[Task description] Report back every line of the entries that contains "Predation", exactly as written.

(Website and app data records)
=======

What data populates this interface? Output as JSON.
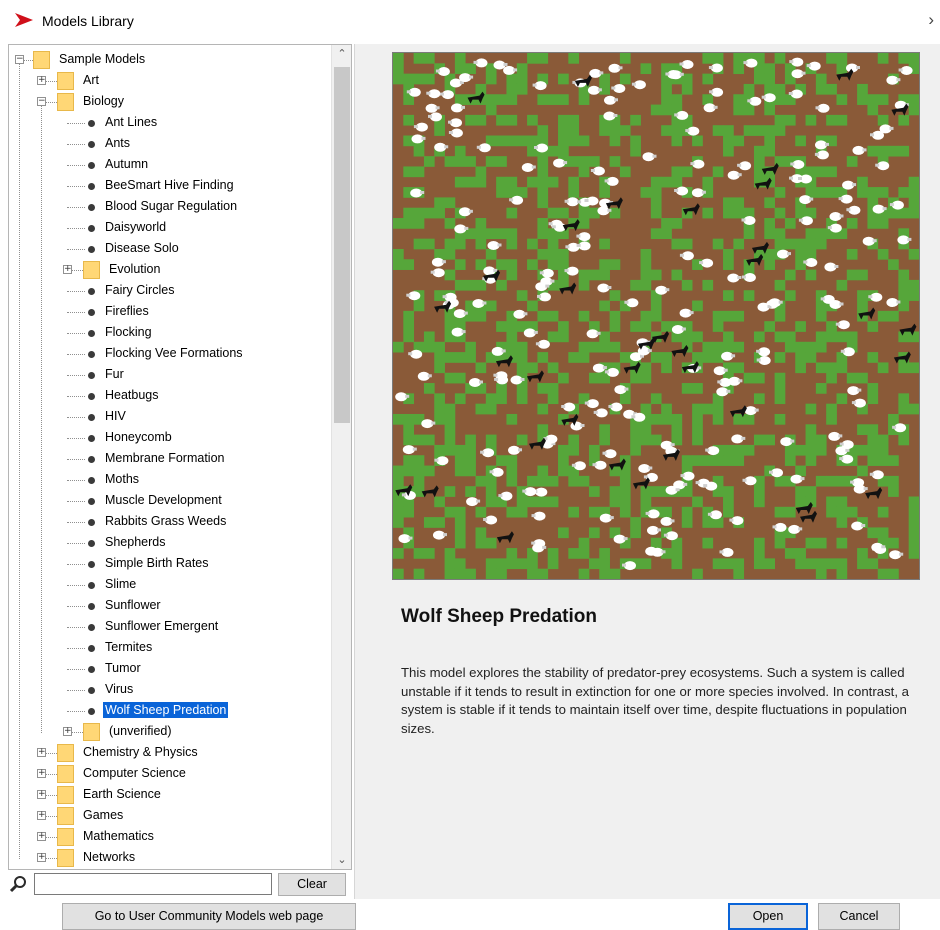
{
  "window": {
    "title": "Models Library",
    "close_symbol": "›"
  },
  "tree": {
    "rows": [
      {
        "label": "Sample Models",
        "kind": "folder",
        "level": 0,
        "expanded": true
      },
      {
        "label": "Art",
        "kind": "folder",
        "level": 1,
        "expanded": false
      },
      {
        "label": "Biology",
        "kind": "folder",
        "level": 1,
        "expanded": true
      },
      {
        "label": "Ant Lines",
        "kind": "model",
        "level": 2
      },
      {
        "label": "Ants",
        "kind": "model",
        "level": 2
      },
      {
        "label": "Autumn",
        "kind": "model",
        "level": 2
      },
      {
        "label": "BeeSmart Hive Finding",
        "kind": "model",
        "level": 2
      },
      {
        "label": "Blood Sugar Regulation",
        "kind": "model",
        "level": 2
      },
      {
        "label": "Daisyworld",
        "kind": "model",
        "level": 2
      },
      {
        "label": "Disease Solo",
        "kind": "model",
        "level": 2
      },
      {
        "label": "Evolution",
        "kind": "folder",
        "level": 2,
        "expanded": false
      },
      {
        "label": "Fairy Circles",
        "kind": "model",
        "level": 2
      },
      {
        "label": "Fireflies",
        "kind": "model",
        "level": 2
      },
      {
        "label": "Flocking",
        "kind": "model",
        "level": 2
      },
      {
        "label": "Flocking Vee Formations",
        "kind": "model",
        "level": 2
      },
      {
        "label": "Fur",
        "kind": "model",
        "level": 2
      },
      {
        "label": "Heatbugs",
        "kind": "model",
        "level": 2
      },
      {
        "label": "HIV",
        "kind": "model",
        "level": 2
      },
      {
        "label": "Honeycomb",
        "kind": "model",
        "level": 2
      },
      {
        "label": "Membrane Formation",
        "kind": "model",
        "level": 2
      },
      {
        "label": "Moths",
        "kind": "model",
        "level": 2
      },
      {
        "label": "Muscle Development",
        "kind": "model",
        "level": 2
      },
      {
        "label": "Rabbits Grass Weeds",
        "kind": "model",
        "level": 2
      },
      {
        "label": "Shepherds",
        "kind": "model",
        "level": 2
      },
      {
        "label": "Simple Birth Rates",
        "kind": "model",
        "level": 2
      },
      {
        "label": "Slime",
        "kind": "model",
        "level": 2
      },
      {
        "label": "Sunflower",
        "kind": "model",
        "level": 2
      },
      {
        "label": "Sunflower Emergent",
        "kind": "model",
        "level": 2
      },
      {
        "label": "Termites",
        "kind": "model",
        "level": 2
      },
      {
        "label": "Tumor",
        "kind": "model",
        "level": 2
      },
      {
        "label": "Virus",
        "kind": "model",
        "level": 2
      },
      {
        "label": "Wolf Sheep Predation",
        "kind": "model",
        "level": 2,
        "selected": true
      },
      {
        "label": "(unverified)",
        "kind": "folder",
        "level": 2,
        "expanded": false
      },
      {
        "label": "Chemistry & Physics",
        "kind": "folder",
        "level": 1,
        "expanded": false
      },
      {
        "label": "Computer Science",
        "kind": "folder",
        "level": 1,
        "expanded": false
      },
      {
        "label": "Earth Science",
        "kind": "folder",
        "level": 1,
        "expanded": false
      },
      {
        "label": "Games",
        "kind": "folder",
        "level": 1,
        "expanded": false
      },
      {
        "label": "Mathematics",
        "kind": "folder",
        "level": 1,
        "expanded": false
      },
      {
        "label": "Networks",
        "kind": "folder",
        "level": 1,
        "expanded": false
      }
    ]
  },
  "search": {
    "value": "",
    "clear_label": "Clear"
  },
  "buttons": {
    "community": "Go to User Community Models web page",
    "open": "Open",
    "cancel": "Cancel"
  },
  "preview": {
    "model_title": "Wolf Sheep Predation",
    "description": "This model explores the stability of predator-prey ecosystems. Such a system is called unstable if it tends to result in extinction for one or more species involved. In contrast, a system is stable if it tends to maintain itself over time, despite fluctuations in population sizes.",
    "colors": {
      "dirt": "#8a5a38",
      "grass": "#56a63a",
      "sheep": "#ffffff",
      "wolf": "#111111"
    }
  }
}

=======

[Response below]
        "label": "Wolf Sheep Predation",
    "model_title": "Wolf Sheep Predation",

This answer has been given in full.